Closely related to the enveloping schema, but with its own distinct character, the enveloping schema is about creating boundaries.
Does your daughter like to create enclosures for her toys? A farm fence made from blocks or string?
Perhaps your son enjoys drawing circles, looping the line around smaller marks already on the page.
At first glance, the enclosing schema seems very similar to enveloping (no. 83 in the 100). Both involve closing around something, but that's where the similarity ends.
Whereas enveloping wraps an object, often removing it from sight, enclosing simply contains it. It's the difference between a doll bundled up in blankets and a horse in a paddock.
Enclosers likes to draw faces, placing the eyes and mouth inside, hair and ears outisde. An enveloper's drawings, on the other hand, focus on making things disappear. They might draw a pretty scene only to obliterate it completely with paint, covering the entire page with a single colour. Nothing of the original remains.
When children enclose, they are learning that objects - or ideas - can be contained in a discrete space. And that anything outside this is a separate entity.
Envelopers explore how objects can disappear but still exist (see the blog for more on the idea of object permanence).
Eventually, enclosing leads to letter-formation. The balled fist that first holds a crayon, making endless spirals on the page eventually becomes the dextrous hand drawing circles for 'o' and 'p' and 'd'.

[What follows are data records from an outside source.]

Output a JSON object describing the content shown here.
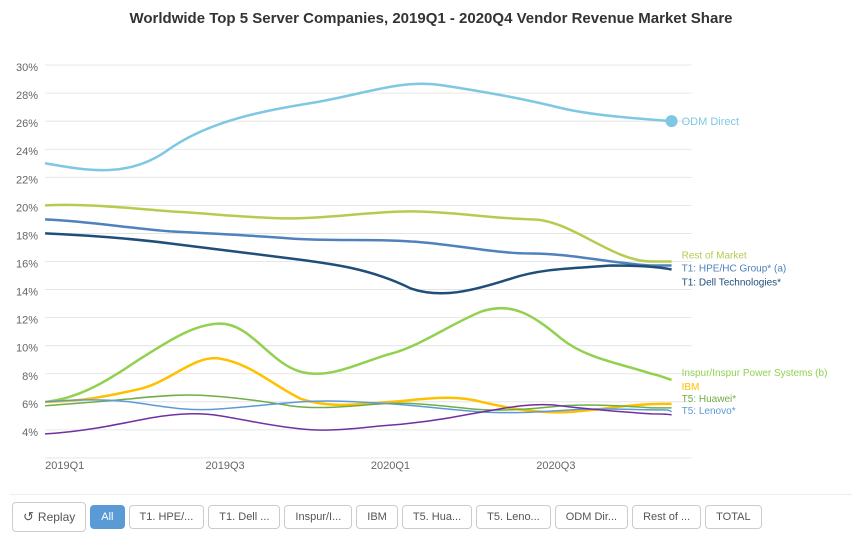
{
  "title": "Worldwide Top 5 Server Companies, 2019Q1 - 2020Q4 Vendor Revenue Market Share",
  "xLabels": [
    "2019Q1",
    "2019Q3",
    "2020Q1",
    "2020Q3"
  ],
  "yLabels": [
    "30%",
    "28%",
    "26%",
    "24%",
    "22%",
    "20%",
    "18%",
    "16%",
    "14%",
    "12%",
    "10%",
    "8%",
    "6%",
    "4%"
  ],
  "legend": {
    "odmDirect": "ODM Direct",
    "restOfMarket": "Rest of Market",
    "hpeHPEGroup": "T1: HPE/HC Group* (a)",
    "dellTech": "T1: Dell Technologies*",
    "inspur": "Inspur/Inspur Power Systems (b)",
    "ibm": "IBM",
    "huawei": "T5: Huawei*",
    "lenovo": "T5: Lenovo*"
  },
  "bottomBar": {
    "replay": "Replay",
    "all": "All",
    "hpe": "T1. HPE/...",
    "dell": "T1. Dell ...",
    "inspur": "Inspur/I...",
    "ibm": "IBM",
    "huawei": "T5. Hua...",
    "lenovo": "T5. Leno...",
    "odm": "ODM Dir...",
    "rest": "Rest of ...",
    "total": "TOTAL"
  },
  "colors": {
    "odmDirect": "#7ec8e3",
    "restOfMarket": "#b5cc4f",
    "hpe": "#4f81bd",
    "dell": "#1f4e79",
    "inspur": "#92d050",
    "ibm": "#ffc000",
    "huawei": "#70ad47",
    "lenovo": "#5b9bd5",
    "purple": "#7030a0"
  }
}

It's also central to drawing faces and bodies. Leave a gap and there's a space for the colouring-in to leak out.
Like all schema play, development of the enclosing schema happens naturally. But if you know to look out for it, you can provide opportunities to practice and improve.
So much of early years education - and the 100 Toys approach - is about noticing. Take the time to observe and reflect. It's not rocket science. But the benefits of a thoughtful intervention can be huge, helping your child to make connections and deepen her understanding.